Items from an interface collection:
* * *

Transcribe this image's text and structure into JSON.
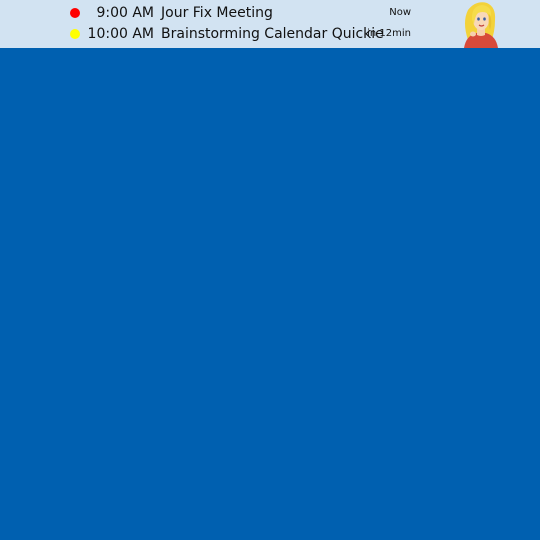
{
  "agenda": {
    "events": [
      {
        "time": "9:00 AM",
        "title": "Jour Fix Meeting",
        "when": "Now",
        "status_color": "#ff0000"
      },
      {
        "time": "10:00 AM",
        "title": "Brainstorming Calendar Quickie",
        "when": "in 12min",
        "status_color": "#ffff00"
      }
    ]
  },
  "colors": {
    "desktop_background": "#0060b0",
    "bar_background": "#d2e3f2"
  },
  "avatar": {
    "icon": "assistant-avatar-icon"
  }
}
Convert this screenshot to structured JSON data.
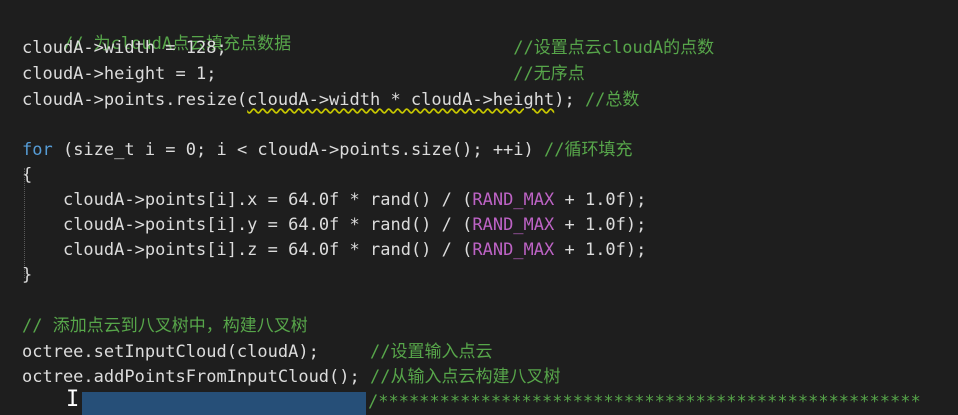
{
  "editor": {
    "lines": [
      {
        "code": "",
        "comment": "// 为cloudA点云填充点数据"
      },
      {
        "code": "cloudA->width = 128;",
        "pad": "                            ",
        "comment": "//设置点云cloudA的点数"
      },
      {
        "code": "cloudA->height = 1;",
        "pad": "                             ",
        "comment": "//无序点"
      },
      {
        "code_a": "cloudA->points.resize(",
        "code_b": "cloudA->width * cloudA->height",
        "code_c": "); ",
        "comment": "//总数"
      },
      {
        "kw": "for",
        "code": " (size_t i = 0; i < cloudA->points.size(); ++i) ",
        "comment": "//循环填充"
      },
      {
        "code": "{"
      },
      {
        "indent": "    ",
        "code_a": "cloudA->points[i].x = 64.0f * rand() / (",
        "macro": "RAND_MAX",
        "code_b": " + 1.0f);"
      },
      {
        "indent": "    ",
        "code_a": "cloudA->points[i].y = 64.0f * rand() / (",
        "macro": "RAND_MAX",
        "code_b": " + 1.0f);"
      },
      {
        "indent": "    ",
        "code_a": "cloudA->points[i].z = 64.0f * rand() / (",
        "macro": "RAND_MAX",
        "code_b": " + 1.0f);"
      },
      {
        "code": "}"
      },
      {
        "code": "",
        "comment": "// 添加点云到八叉树中，构建八叉树"
      },
      {
        "code": "octree.setInputCloud(cloudA);",
        "pad": "     ",
        "comment": "//设置输入点云"
      },
      {
        "code": "octree.addPointsFromInputCloud(); ",
        "comment": "//从输入点云构建八叉树"
      },
      {
        "comment": "/*****************************************************"
      }
    ],
    "cursor_icon": "text-cursor-icon",
    "colors": {
      "background": "#1e1e1e",
      "comment": "#57a64a",
      "keyword": "#569cd6",
      "macro": "#bd63c5",
      "selection": "#264f78"
    }
  }
}
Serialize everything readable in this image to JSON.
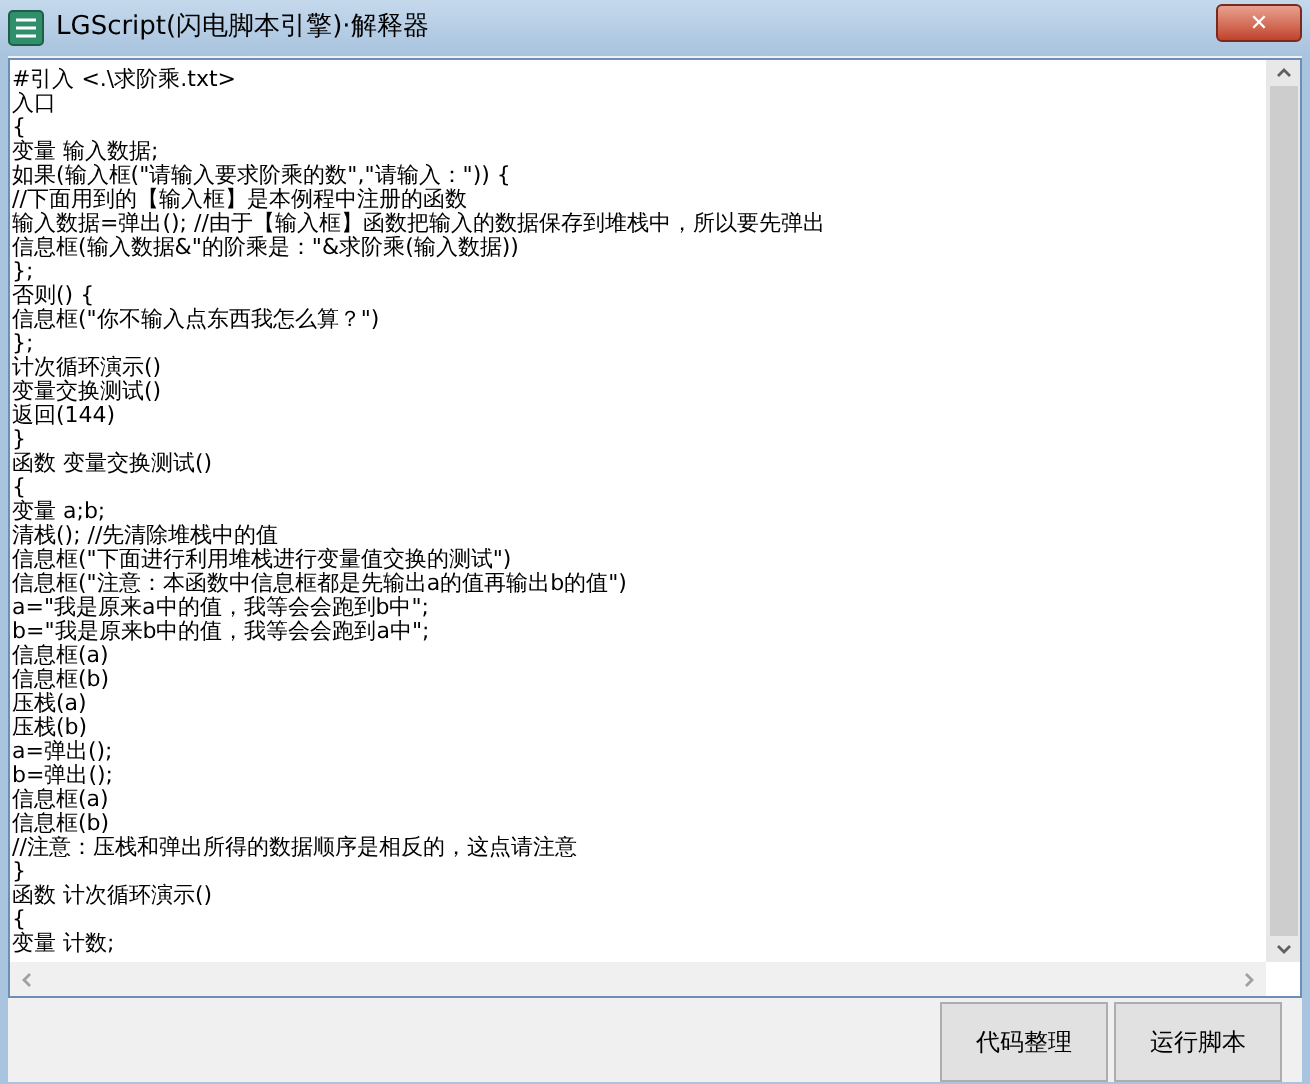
{
  "window": {
    "title": "LGScript(闪电脚本引擎)·解释器",
    "close_glyph": "✕"
  },
  "editor": {
    "lines": [
      "#引入 <.\\求阶乘.txt>",
      "入口",
      "{",
      "变量 输入数据;",
      "如果(输入框(\"请输入要求阶乘的数\",\"请输入：\")) {",
      "//下面用到的【输入框】是本例程中注册的函数",
      "输入数据=弹出(); //由于【输入框】函数把输入的数据保存到堆栈中，所以要先弹出",
      "信息框(输入数据&\"的阶乘是：\"&求阶乘(输入数据))",
      "};",
      "否则() {",
      "信息框(\"你不输入点东西我怎么算？\")",
      "};",
      "计次循环演示()",
      "变量交换测试()",
      "返回(144)",
      "}",
      "函数 变量交换测试()",
      "{",
      "变量 a;b;",
      "清栈(); //先清除堆栈中的值",
      "信息框(\"下面进行利用堆栈进行变量值交换的测试\")",
      "信息框(\"注意：本函数中信息框都是先输出a的值再输出b的值\")",
      "a=\"我是原来a中的值，我等会会跑到b中\";",
      "b=\"我是原来b中的值，我等会会跑到a中\";",
      "信息框(a)",
      "信息框(b)",
      "压栈(a)",
      "压栈(b)",
      "a=弹出();",
      "b=弹出();",
      "信息框(a)",
      "信息框(b)",
      "//注意：压栈和弹出所得的数据顺序是相反的，这点请注意",
      "}",
      "函数 计次循环演示()",
      "{",
      "变量 计数;"
    ]
  },
  "buttons": [
    "代码整理",
    "运行脚本"
  ]
}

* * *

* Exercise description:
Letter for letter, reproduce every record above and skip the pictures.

* Solution:
Transcribe this image's text and structure into JSON.
{
  "agenda": {
    "events": [
      {
        "time": "9:00 AM",
        "title": "Jour Fix Meeting",
        "when": "Now",
        "status_color": "#ff0000"
      },
      {
        "time": "10:00 AM",
        "title": "Brainstorming Calendar Quickie",
        "when": "in 12min",
        "status_color": "#ffff00"
      }
    ]
  },
  "colors": {
    "desktop_background": "#0060b0",
    "bar_background": "#d2e3f2"
  },
  "avatar": {
    "icon": "assistant-avatar-icon"
  }
}
Convert this screenshot to structured JSON data.
{
  "editor": {
    "lines": [
      {
        "code": "",
        "comment": "// 为cloudA点云填充点数据"
      },
      {
        "code": "cloudA->width = 128;",
        "pad": "                            ",
        "comment": "//设置点云cloudA的点数"
      },
      {
        "code": "cloudA->height = 1;",
        "pad": "                             ",
        "comment": "//无序点"
      },
      {
        "code_a": "cloudA->points.resize(",
        "code_b": "cloudA->width * cloudA->height",
        "code_c": "); ",
        "comment": "//总数"
      },
      {
        "kw": "for",
        "code": " (size_t i = 0; i < cloudA->points.size(); ++i) ",
        "comment": "//循环填充"
      },
      {
        "code": "{"
      },
      {
        "indent": "    ",
        "code_a": "cloudA->points[i].x = 64.0f * rand() / (",
        "macro": "RAND_MAX",
        "code_b": " + 1.0f);"
      },
      {
        "indent": "    ",
        "code_a": "cloudA->points[i].y = 64.0f * rand() / (",
        "macro": "RAND_MAX",
        "code_b": " + 1.0f);"
      },
      {
        "indent": "    ",
        "code_a": "cloudA->points[i].z = 64.0f * rand() / (",
        "macro": "RAND_MAX",
        "code_b": " + 1.0f);"
      },
      {
        "code": "}"
      },
      {
        "code": "",
        "comment": "// 添加点云到八叉树中，构建八叉树"
      },
      {
        "code": "octree.setInputCloud(cloudA);",
        "pad": "     ",
        "comment": "//设置输入点云"
      },
      {
        "code": "octree.addPointsFromInputCloud(); ",
        "comment": "//从输入点云构建八叉树"
      },
      {
        "comment": "/*****************************************************"
      }
    ],
    "cursor_icon": "text-cursor-icon",
    "colors": {
      "background": "#1e1e1e",
      "comment": "#57a64a",
      "keyword": "#569cd6",
      "macro": "#bd63c5",
      "selection": "#264f78"
    }
  }
}
Serialize everything readable in this image to JSON.
{
  "window": {
    "title": "LGScript(闪电脚本引擎)·解释器",
    "close_glyph": "✕"
  },
  "editor": {
    "lines": [
      "#引入 <.\\求阶乘.txt>",
      "入口",
      "{",
      "变量 输入数据;",
      "如果(输入框(\"请输入要求阶乘的数\",\"请输入：\")) {",
      "//下面用到的【输入框】是本例程中注册的函数",
      "输入数据=弹出(); //由于【输入框】函数把输入的数据保存到堆栈中，所以要先弹出",
      "信息框(输入数据&\"的阶乘是：\"&求阶乘(输入数据))",
      "};",
      "否则() {",
      "信息框(\"你不输入点东西我怎么算？\")",
      "};",
      "计次循环演示()",
      "变量交换测试()",
      "返回(144)",
      "}",
      "函数 变量交换测试()",
      "{",
      "变量 a;b;",
      "清栈(); //先清除堆栈中的值",
      "信息框(\"下面进行利用堆栈进行变量值交换的测试\")",
      "信息框(\"注意：本函数中信息框都是先输出a的值再输出b的值\")",
      "a=\"我是原来a中的值，我等会会跑到b中\";",
      "b=\"我是原来b中的值，我等会会跑到a中\";",
      "信息框(a)",
      "信息框(b)",
      "压栈(a)",
      "压栈(b)",
      "a=弹出();",
      "b=弹出();",
      "信息框(a)",
      "信息框(b)",
      "//注意：压栈和弹出所得的数据顺序是相反的，这点请注意",
      "}",
      "函数 计次循环演示()",
      "{",
      "变量 计数;"
    ]
  },
  "buttons": [
    "代码整理",
    "运行脚本"
  ]
}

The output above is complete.